| LISTED RECORDS |

__________

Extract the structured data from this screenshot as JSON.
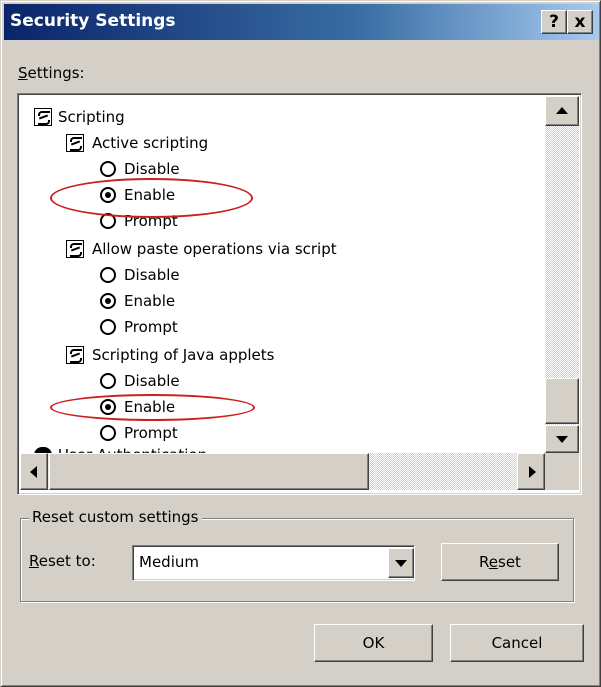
{
  "window": {
    "title": "Security Settings",
    "help_button": "?",
    "close_button": "x"
  },
  "settings_label": "Settings:",
  "tree": {
    "scripting": "Scripting",
    "active_scripting": "Active scripting",
    "allow_paste": "Allow paste operations via script",
    "java_applets": "Scripting of Java applets",
    "user_authentication": "User Authentication",
    "option_disable": "Disable",
    "option_enable": "Enable",
    "option_prompt": "Prompt"
  },
  "reset_group": {
    "legend": "Reset custom settings",
    "reset_to_label": "Reset to:",
    "selected_value": "Medium",
    "reset_button": "Reset"
  },
  "buttons": {
    "ok": "OK",
    "cancel": "Cancel"
  },
  "colors": {
    "highlight_ellipse": "#cc1f1f",
    "titlebar_start": "#0a246a",
    "dialog_face": "#d4d0c8"
  }
}
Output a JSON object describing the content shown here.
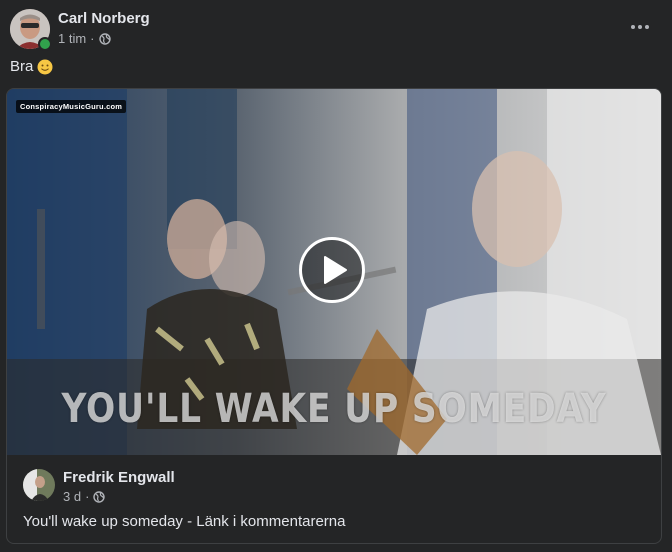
{
  "post": {
    "author": "Carl Norberg",
    "time": "1 tim",
    "separator": "·",
    "text": "Bra",
    "emoji_icon": "slightly-smiling-face-icon",
    "privacy_icon": "globe-icon"
  },
  "shared": {
    "watermark": "ConspiracyMusicGuru.com",
    "video_caption": "YOU'LL WAKE UP SOMEDAY",
    "author": "Fredrik Engwall",
    "time": "3 d",
    "separator": "·",
    "text": "You'll wake up someday - Länk i kommentarerna",
    "privacy_icon": "globe-icon"
  },
  "colors": {
    "background": "#242526",
    "primary_text": "#e4e6eb",
    "secondary_text": "#b0b3b8",
    "online": "#31a24c",
    "border": "#3e4042"
  }
}
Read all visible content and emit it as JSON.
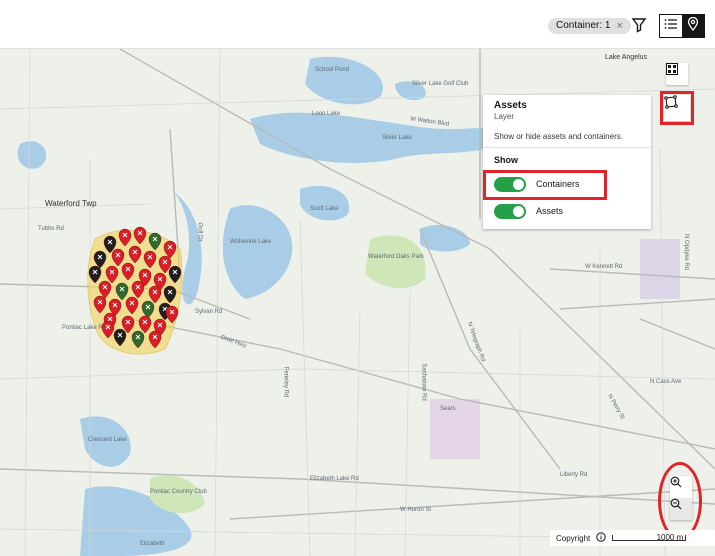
{
  "toolbar": {
    "filter_chip_label": "Container: 1",
    "filter_chip_clear": "×",
    "view_list_icon": "list-icon",
    "view_map_icon": "location-pin-icon"
  },
  "map": {
    "place_labels": {
      "lake_angelus": "Lake Angelus",
      "waterford_twp": "Waterford Twp",
      "loon_lake": "Loon Lake",
      "silver_lake": "Silver Lake",
      "scott_lake": "Scott Lake",
      "wolverine_lake": "Wolverine Lake",
      "crescent_lake": "Crescent Lake",
      "waterford_oaks": "Waterford Oaks Park",
      "pontiac_cc": "Pontiac Country Club",
      "school_lake": "School Pond",
      "silver_lake_golf": "Silver Lake Golf Club",
      "elizabeth": "Elizabeth",
      "sears": "Sears"
    },
    "road_labels": {
      "tubbs": "Tubbs Rd",
      "pontiac_lake": "Pontiac Lake Rd",
      "dixie": "Dixie Hwy",
      "telegraph": "N Telegraph Rd",
      "elizabeth_lake": "Elizabeth Lake Rd",
      "huron": "W Huron St",
      "walton": "W Walton Blvd",
      "perry": "N Perry St",
      "opdyke": "N Opdyke Rd",
      "liberty": "Liberty Rd",
      "cass": "N Cass Ave",
      "kennett": "W Kennett Rd",
      "sylvan": "Sylvan Rd",
      "feneley": "Feneley Rd",
      "sashabaw": "Sashabaw Rd",
      "golf": "Golf Dr"
    }
  },
  "tools": {
    "basemap_icon": "basemap-gallery-icon",
    "layers_icon": "layer-select-icon",
    "zoom_in_icon": "zoom-in-icon",
    "zoom_out_icon": "zoom-out-icon"
  },
  "layer_panel": {
    "title": "Assets",
    "subtitle": "Layer",
    "description": "Show or hide assets and containers.",
    "show_heading": "Show",
    "toggles": [
      {
        "label": "Containers",
        "on": true
      },
      {
        "label": "Assets",
        "on": true
      }
    ]
  },
  "footer": {
    "copyright": "Copyright",
    "info_icon": "info-icon",
    "scale": "1000 m"
  },
  "colors": {
    "accent_green": "#24a148",
    "annotation_red": "#e0242a",
    "marker_red": "#da1e28",
    "water": "#a9cde6"
  }
}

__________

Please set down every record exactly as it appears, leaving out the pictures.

Extract the structured data from this screenshot as JSON.
{
  "window": {
    "title": "Security Settings",
    "help_button": "?",
    "close_button": "x"
  },
  "settings_label": "Settings:",
  "tree": {
    "scripting": "Scripting",
    "active_scripting": "Active scripting",
    "allow_paste": "Allow paste operations via script",
    "java_applets": "Scripting of Java applets",
    "user_authentication": "User Authentication",
    "option_disable": "Disable",
    "option_enable": "Enable",
    "option_prompt": "Prompt"
  },
  "reset_group": {
    "legend": "Reset custom settings",
    "reset_to_label": "Reset to:",
    "selected_value": "Medium",
    "reset_button": "Reset"
  },
  "buttons": {
    "ok": "OK",
    "cancel": "Cancel"
  },
  "colors": {
    "highlight_ellipse": "#cc1f1f",
    "titlebar_start": "#0a246a",
    "dialog_face": "#d4d0c8"
  }
}
Output a JSON object describing the content shown here.
{
  "post": {
    "author": "Carl Norberg",
    "time": "1 tim",
    "separator": "·",
    "text": "Bra",
    "emoji_icon": "slightly-smiling-face-icon",
    "privacy_icon": "globe-icon"
  },
  "shared": {
    "watermark": "ConspiracyMusicGuru.com",
    "video_caption": "YOU'LL WAKE UP SOMEDAY",
    "author": "Fredrik Engwall",
    "time": "3 d",
    "separator": "·",
    "text": "You'll wake up someday - Länk i kommentarerna",
    "privacy_icon": "globe-icon"
  },
  "colors": {
    "background": "#242526",
    "primary_text": "#e4e6eb",
    "secondary_text": "#b0b3b8",
    "online": "#31a24c",
    "border": "#3e4042"
  }
}
Read all visible content and emit it as JSON.
{
  "toolbar": {
    "filter_chip_label": "Container: 1",
    "filter_chip_clear": "×",
    "view_list_icon": "list-icon",
    "view_map_icon": "location-pin-icon"
  },
  "map": {
    "place_labels": {
      "lake_angelus": "Lake Angelus",
      "waterford_twp": "Waterford Twp",
      "loon_lake": "Loon Lake",
      "silver_lake": "Silver Lake",
      "scott_lake": "Scott Lake",
      "wolverine_lake": "Wolverine Lake",
      "crescent_lake": "Crescent Lake",
      "waterford_oaks": "Waterford Oaks Park",
      "pontiac_cc": "Pontiac Country Club",
      "school_lake": "School Pond",
      "silver_lake_golf": "Silver Lake Golf Club",
      "elizabeth": "Elizabeth",
      "sears": "Sears"
    },
    "road_labels": {
      "tubbs": "Tubbs Rd",
      "pontiac_lake": "Pontiac Lake Rd",
      "dixie": "Dixie Hwy",
      "telegraph": "N Telegraph Rd",
      "elizabeth_lake": "Elizabeth Lake Rd",
      "huron": "W Huron St",
      "walton": "W Walton Blvd",
      "perry": "N Perry St",
      "opdyke": "N Opdyke Rd",
      "liberty": "Liberty Rd",
      "cass": "N Cass Ave",
      "kennett": "W Kennett Rd",
      "sylvan": "Sylvan Rd",
      "feneley": "Feneley Rd",
      "sashabaw": "Sashabaw Rd",
      "golf": "Golf Dr"
    }
  },
  "tools": {
    "basemap_icon": "basemap-gallery-icon",
    "layers_icon": "layer-select-icon",
    "zoom_in_icon": "zoom-in-icon",
    "zoom_out_icon": "zoom-out-icon"
  },
  "layer_panel": {
    "title": "Assets",
    "subtitle": "Layer",
    "description": "Show or hide assets and containers.",
    "show_heading": "Show",
    "toggles": [
      {
        "label": "Containers",
        "on": true
      },
      {
        "label": "Assets",
        "on": true
      }
    ]
  },
  "footer": {
    "copyright": "Copyright",
    "info_icon": "info-icon",
    "scale": "1000 m"
  },
  "colors": {
    "accent_green": "#24a148",
    "annotation_red": "#e0242a",
    "marker_red": "#da1e28",
    "water": "#a9cde6"
  }
}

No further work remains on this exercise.